Miss Milray hesitated. She was thinking superficially that she had never heard Clementina say had ought, so much, if ever before. Interiorly she was recurring to a sense of something like all this before, and to the feeling which she had then that Clementina was really cold-blooded and self-seeking. But she remembered that in her former decision, Clementina had finally acted from her heart and her conscience, and she rose from her suspicion with a rebound. She dismissed as unworthy of Clementina any theory which did not account for an ideal of scrupulous and unselfish justice in her.
“That is something that nobody can say but yourself, Clementina,” she answered, gravely.
“Yes,” sighed Clementina, “I presume that is so.”
She rose, and took her little girl from Miss Milray’s knee. “Say good-bye,” she bade, looking tenderly down at her.
Miss Milray expected the child to put up her lips to be kissed.

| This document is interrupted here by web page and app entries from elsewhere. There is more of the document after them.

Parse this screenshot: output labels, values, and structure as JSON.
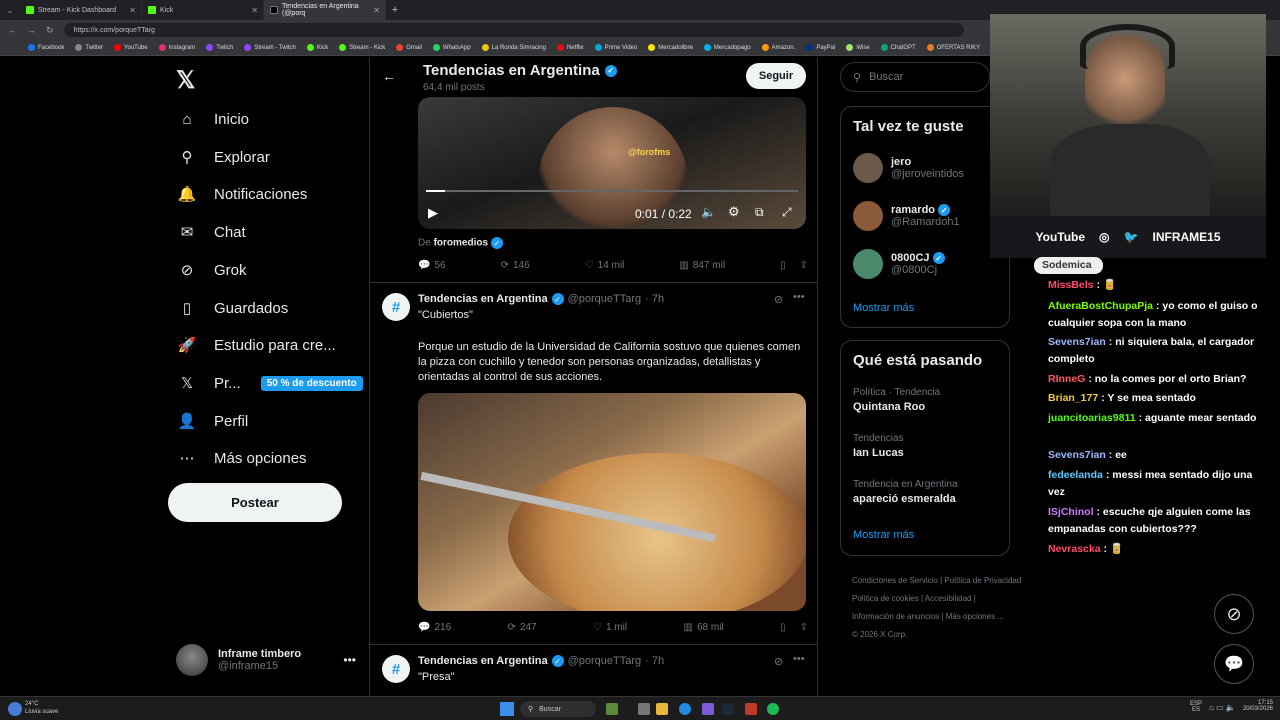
{
  "browser": {
    "tabs": [
      {
        "title": "Stream - Kick Dashboard"
      },
      {
        "title": "Kick"
      },
      {
        "title": "Tendencias en Argentina (@porq"
      }
    ],
    "url": "https://x.com/porqueTTarg",
    "bookmarks": [
      "Facebook",
      "Twitter",
      "YouTube",
      "Instagram",
      "Twitch",
      "Stream - Twitch",
      "Kick",
      "Stream - Kick",
      "Gmail",
      "WhatsApp",
      "La Ronda Simracing",
      "Netflix",
      "Prime Video",
      "Mercadolibre",
      "Mercadopago",
      "Amazon.",
      "PayPal",
      "Wise",
      "ChatGPT",
      "OFERTAS RIKY"
    ]
  },
  "nav": {
    "items": [
      {
        "label": "Inicio",
        "icon": "home-icon"
      },
      {
        "label": "Explorar",
        "icon": "search-icon"
      },
      {
        "label": "Notificaciones",
        "icon": "bell-icon"
      },
      {
        "label": "Chat",
        "icon": "mail-icon"
      },
      {
        "label": "Grok",
        "icon": "grok-icon"
      },
      {
        "label": "Guardados",
        "icon": "bookmark-icon"
      },
      {
        "label": "Estudio para cre...",
        "icon": "rocket-icon"
      },
      {
        "label": "Pr...",
        "icon": "x-premium-icon"
      },
      {
        "label": "Perfil",
        "icon": "person-icon"
      },
      {
        "label": "Más opciones",
        "icon": "more-circle-icon"
      }
    ],
    "premium_badge": "50 % de descuento",
    "post_button": "Postear",
    "account": {
      "name": "Inframe timbero",
      "handle": "@inframe15"
    }
  },
  "header": {
    "title": "Tendencias en Argentina",
    "posts_count": "64,4 mil posts",
    "follow_button": "Seguir"
  },
  "video_post": {
    "watermark": "@forofms",
    "time": "0:01 / 0:22",
    "progress": 0.05,
    "source_prefix": "De",
    "source_name": "foromedios",
    "replies": "56",
    "reposts": "146",
    "likes": "14 mil",
    "views": "847 mil"
  },
  "post2": {
    "name": "Tendencias en Argentina",
    "handle": "@porqueTTarg",
    "time": "· 7h",
    "line1": "\"Cubiertos\"",
    "body": "Porque un estudio de la Universidad de California sostuvo que quienes comen la pizza con cuchillo y tenedor son personas organizadas, detallistas y orientadas al control de sus acciones.",
    "replies": "216",
    "reposts": "247",
    "likes": "1 mil",
    "views": "68 mil"
  },
  "post3": {
    "name": "Tendencias en Argentina",
    "handle": "@porqueTTarg",
    "time": "· 7h",
    "line1": "\"Presa\""
  },
  "right": {
    "search_placeholder": "Buscar",
    "suggest_title": "Tal vez te guste",
    "suggestions": [
      {
        "name": "jero",
        "handle": "@jeroveintidos"
      },
      {
        "name": "ramardo",
        "handle": "@Ramardoh1"
      },
      {
        "name": "0800CJ",
        "handle": "@0800Cj"
      }
    ],
    "show_more": "Mostrar más",
    "trends_title": "Qué está pasando",
    "trends": [
      {
        "category": "Política · Tendencia",
        "name": "Quintana Roo"
      },
      {
        "category": "Tendencias",
        "name": "Ian Lucas"
      },
      {
        "category": "Tendencia en Argentina",
        "name": "apareció esmeralda"
      }
    ],
    "footer": [
      "Condiciones de Servicio",
      "|",
      "Política de Privacidad",
      "Política de cookies",
      "|",
      "Accesibilidad",
      "|",
      "Información de anuncios",
      "|",
      "Más opciones ...",
      "© 2026 X Corp."
    ]
  },
  "stream": {
    "social": [
      "YouTube",
      "INFRAME15"
    ],
    "chat": [
      {
        "user": "Sodemica",
        "text": "",
        "color": "#ffffff"
      },
      {
        "user": "MissBels",
        "text": ": 🥫",
        "color": "#ff4a6a"
      },
      {
        "user": "AfueraBostChupaPja",
        "text": ": yo como el guiso o cualquier sopa con la mano",
        "color": "#7cfc00"
      },
      {
        "user": "Sevens7ian",
        "text": ": ni siquiera bala, el cargador completo",
        "color": "#9ab8ff"
      },
      {
        "user": "RInneG",
        "text": ": no la comes por el orto Brian?",
        "color": "#ff5c5c"
      },
      {
        "user": "Brian_177",
        "text": ": Y se mea sentado",
        "color": "#f7c948"
      },
      {
        "user": "juancitoarias9811",
        "text": ": aguante mear sentado",
        "color": "#53fc18"
      },
      {
        "user": "Sevens7ian",
        "text": ": ee",
        "color": "#9ab8ff"
      },
      {
        "user": "fedeelanda",
        "text": ": messi mea sentado dijo una vez",
        "color": "#5ec8ff"
      },
      {
        "user": "ISjChinol",
        "text": ": escuche qje alguien come las empanadas con cubiertos???",
        "color": "#c77dff"
      },
      {
        "user": "Nevrascka",
        "text": ": 🥫",
        "color": "#ff4a6a"
      }
    ]
  },
  "taskbar": {
    "weather_temp": "24°C",
    "weather_desc": "Lluvia suave",
    "search": "Buscar",
    "lang": "ESP",
    "lang2": "ES",
    "time": "17:15",
    "date": "20/03/2026"
  }
}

But she let go her mother’s hand, took her tiny skirts between her finger-tips, and dropped a curtsey.
“You little witch!” cried Miss Milray. “I want a hug,” and she crushed her to her breast, while the child twisted her face round and anxiously questioned her mother’s for her approval. “Tell her it’s all right, Clementina!” cried Miss Milray. “When she’s as old as you were in Florence, I’m going to make you give her to me.”
“Ah’ you going back to Florence?” asked Clementina, provisionally.
“Oh, no! You can’t go back to anything. That’s what makes New York so impossible. I think we shall go to Los Angeles.”
On her way home Clementina met a man walking swiftly forward. A sort of impassioned abstraction expressed itself in his gait and bearing. They had both entered the shadow of the deep pine woods that flanked the way on either side, and the fallen needles helped with the velvety summer dust of the roadway to hush their steps from each other. She saw him far off, but he was not aware of her till she was quite near him.
“Oh!” he said, with a start. “You filled my mind so full that I couldn’t have believed you were anywhere outside of it. I was coming to get you—I was coming to get my answer.”
Gregory had grown distinctly older. Sickness and hardship had left traces in his wasted face, but the full beard he wore helped to give him an undue look of age.
“I don’t know,” said Clementina, slowly, “as I’ve got an answa fo’ you, Mr. Gregory—yet.”
“No answer is better that the one I am afraid of!”
“Oh, I’m not so sure of that,” she said, with gentle perplexity, as she stood, holding the hand of her little girl, who stared shyly at the intense face of the man before her.
“I am,” he retorted. “I have been thinking it all ever, Clementina. I’ve tried not to think selfishly about it, but I can’t pretend that my wish isn’t selfish. It is! I want you for myself, and because I’ve always wanted you, and not for any other reason. I never cared for any one but you in the way I cared for you, and—”